Get Alert
Please Wait... Processing your request... Please Wait.
You must sign in to sign-up for alerts.

Please confirm that your email address is correct, so you can successfully receive this alert.

Article   |    
RELIABILITY OF PSYCHIATRIC DIAGNOSES: 2. A STUDY OF CONSISTENCY OF CLINICAL JUDGMENTS AND RATINGS
A. T. BECK; C. H. WARD; M. MENDELSON; J. E. MOCK; J. K. ERBAUGH
Am J Psychiatry 1962;119:351-357.
View Author and Article Information

The Depts. of Psychiatry, University of Pennsylvania School of Medicine and Philadelphia General Hospital.

text A A A
PDF of the full text article.
Abstract
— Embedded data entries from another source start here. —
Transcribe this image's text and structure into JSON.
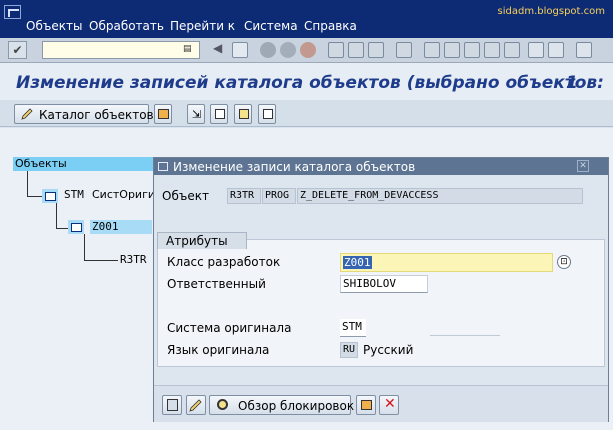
{
  "menubar": {
    "items": [
      "Объекты",
      "Обработать",
      "Перейти к",
      "Система",
      "Справка"
    ],
    "watermark": "sidadm.blogspot.com"
  },
  "toolbar": {
    "command_value": ""
  },
  "header": {
    "title": "Изменение записей каталога объектов (выбрано объектов:",
    "count": "1"
  },
  "app_toolbar": {
    "catalog_label": "Каталог объектов"
  },
  "tree": {
    "root_label": "Объекты",
    "node_stm_code": "STM",
    "node_stm_text": "СистОригина",
    "node_z001": "Z001",
    "node_r3tr": "R3TR"
  },
  "dialog": {
    "title": "Изменение записи каталога объектов",
    "object_label": "Объект",
    "object_pgmid": "R3TR",
    "object_type": "PROG",
    "object_name": "Z_DELETE_FROM_DEVACCESS",
    "attributes_tab": "Атрибуты",
    "fields": {
      "devclass_label": "Класс разработок",
      "devclass_value": "Z001",
      "responsible_label": "Ответственный",
      "responsible_value": "SHIBOLOV",
      "system_label": "Система оригинала",
      "system_value": "STM",
      "language_label": "Язык оригинала",
      "language_code": "RU",
      "language_text": "Русский"
    },
    "footer": {
      "lock_overview_label": "Обзор блокировок"
    }
  },
  "colors": {
    "menubar_bg": "#0d2a75",
    "title_text": "#1f3c8c",
    "selection": "#7bcff5",
    "dialog_title_bg": "#5d7593",
    "required_field_bg": "#fbf5b8"
  }
}
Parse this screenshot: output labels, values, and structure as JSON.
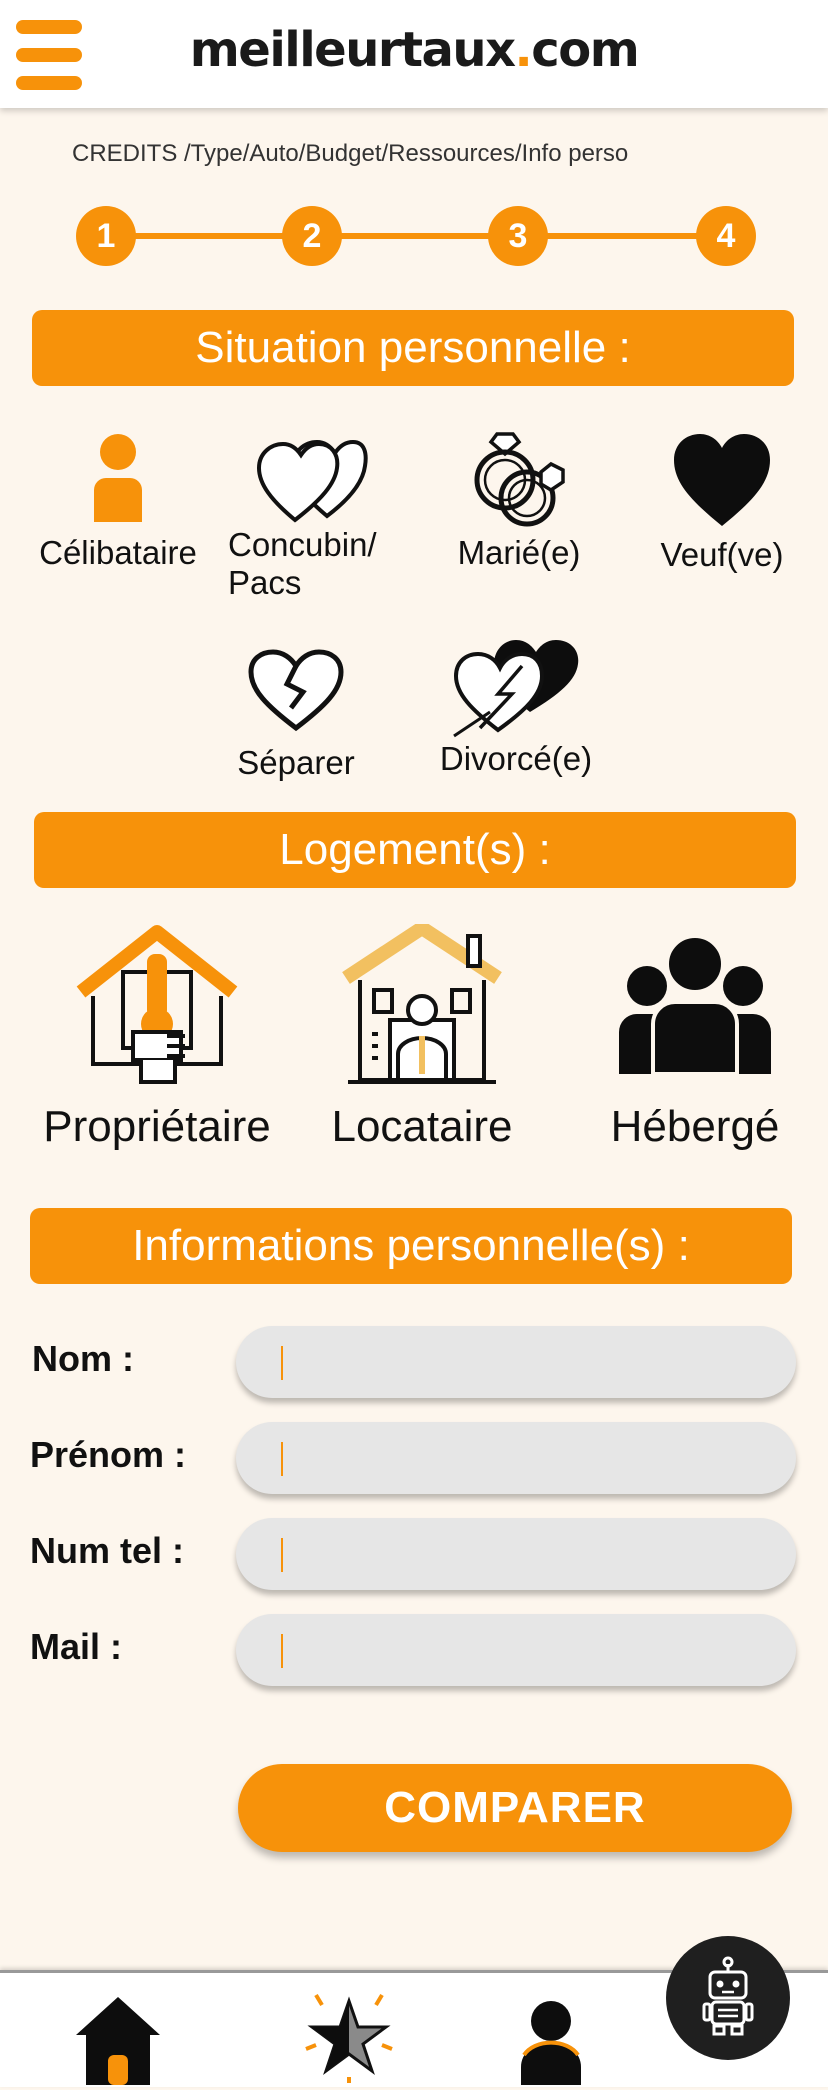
{
  "header": {
    "logo_main": "meilleurtaux",
    "logo_dot": ".",
    "logo_tld": "com",
    "menu_icon": "hamburger-menu-icon",
    "accent_color": "#f7920a"
  },
  "breadcrumb": "CREDITS /Type/Auto/Budget/Ressources/Info perso",
  "stepper": {
    "steps": [
      "1",
      "2",
      "3",
      "4"
    ]
  },
  "sections": {
    "situation": "Situation personnelle :",
    "logement": "Logement(s) :",
    "informations": "Informations personnelle(s) :"
  },
  "situation_options": [
    {
      "label": "Célibataire",
      "icon": "person-icon"
    },
    {
      "label": "Concubin/",
      "label2": "Pacs",
      "icon": "two-hearts-icon"
    },
    {
      "label": "Marié(e)",
      "icon": "wedding-rings-icon"
    },
    {
      "label": "Veuf(ve)",
      "icon": "black-heart-icon"
    },
    {
      "label": "Séparer",
      "icon": "broken-heart-icon"
    },
    {
      "label": "Divorcé(e)",
      "icon": "divorce-hearts-icon"
    }
  ],
  "logement_options": [
    {
      "label": "Propriétaire",
      "icon": "owner-house-key-icon"
    },
    {
      "label": "Locataire",
      "icon": "tenant-house-icon"
    },
    {
      "label": "Hébergé",
      "icon": "group-people-icon"
    }
  ],
  "form": {
    "fields": [
      {
        "label": "Nom :",
        "value": "",
        "placeholder": ""
      },
      {
        "label": "Prénom :",
        "value": "",
        "placeholder": ""
      },
      {
        "label": "Num tel :",
        "value": "",
        "placeholder": ""
      },
      {
        "label": "Mail :",
        "value": "",
        "placeholder": ""
      }
    ],
    "submit_label": "COMPARER"
  },
  "bottom_nav": {
    "items": [
      {
        "icon": "home-icon"
      },
      {
        "icon": "star-icon"
      },
      {
        "icon": "user-icon"
      }
    ],
    "assistant_icon": "robot-icon"
  }
}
1. An investigation of the reliability of psychiatric diagnoses was designed to minimize factors that would artificially lower or inflate the rate of concordance. A series of 153 patients were examined independently by paired psychiatrists and diagnoses were made independently according to the standard nomenclature. The degree of agreement (54%) on specific diagnoses was statistically significant (p<.001) and was higher than that obtained in other comparable studies.2. In cases where both diagnosticians indicated they were certain of the diagnosis, the agreement rate (81%) was found to be significantly higher than in the remaining cases.3. When the diagnosticians gave both a preferred diagnosis and an alternative diagnosis, it was found that the rate of agreement between either diagnosis offered by one diagnostician and either diagnosis of the other was 82%. This suggested that the diagnosticians may have been closer in their appraisals than indicated by the scoring of only the preferred diagnoses.4. An additional method of classification consisted of rating the patients on a 4-point scale along a single dimension, viz., the depth of depression. It was found that, when they used this method, the diagnosticians agreed within one scale unit in 99% of the cases.5. It was suggested that the present system of diagnosis could be improved by focusing greater attention on appropriate training in diagnostic skills, the identification of the defects in current interviewing techniques, and the development of more uniform clinical procedures.

Abstract Teaser
Figures in this Article

Your Session has timed out. Please sign back in to continue.
Sign In Your Session has timed out. Please sign back in to continue.
Sign In to Access Full Content
 
Username
Password
Sign in via Athens (What is this?)
Athens is a service for single sign-on which enables access to all of an institution's subscriptions on- or off-site.
Not a subscriber?

Subscribe Now/Learn More

PsychiatryOnline subscription options offer access to the DSM-5 library, books, journals, CME, and patient resources. This all-in-one virtual library provides psychiatrists and mental health professionals with key resources for diagnosis, treatment, research, and professional development.

Need more help? PsychiatryOnline Customer Service may be reached by emailing PsychiatryOnline@psych.org or by calling 800-368-5777 (in the U.S.) or 703-907-7322 (outside the U.S.).

+

References

+
+

CME Activity

There is currently no quiz available for this resource. Please click here to go to the CME page to find another.
Submit a Comments
Please read the other comments before you post yours. Contributors must reveal any conflict of interest.
Comments are moderated and will appear on the site at the discertion of APA editorial staff.

* = Required Field
(if multiple authors, separate names by comma)
Example: John Doe



Web of Science® Times Cited: 180

Related Content
Articles
Books
The American Psychiatric Publishing Textbook of Substance Abuse Treatment, 4th Edition > Chapter 5.  >
The American Psychiatric Publishing Textbook of Geriatric Psychiatry, 4th Edition > Chapter 9.  >
DSM-5™ Clinical Cases > Chapter 5.  >
DSM-5™ Clinical Cases > Chapter 4.  >
DSM-5™ Clinical Cases > Chapter 16.  >
Topic Collections
Psychiatric News
PubMed Articles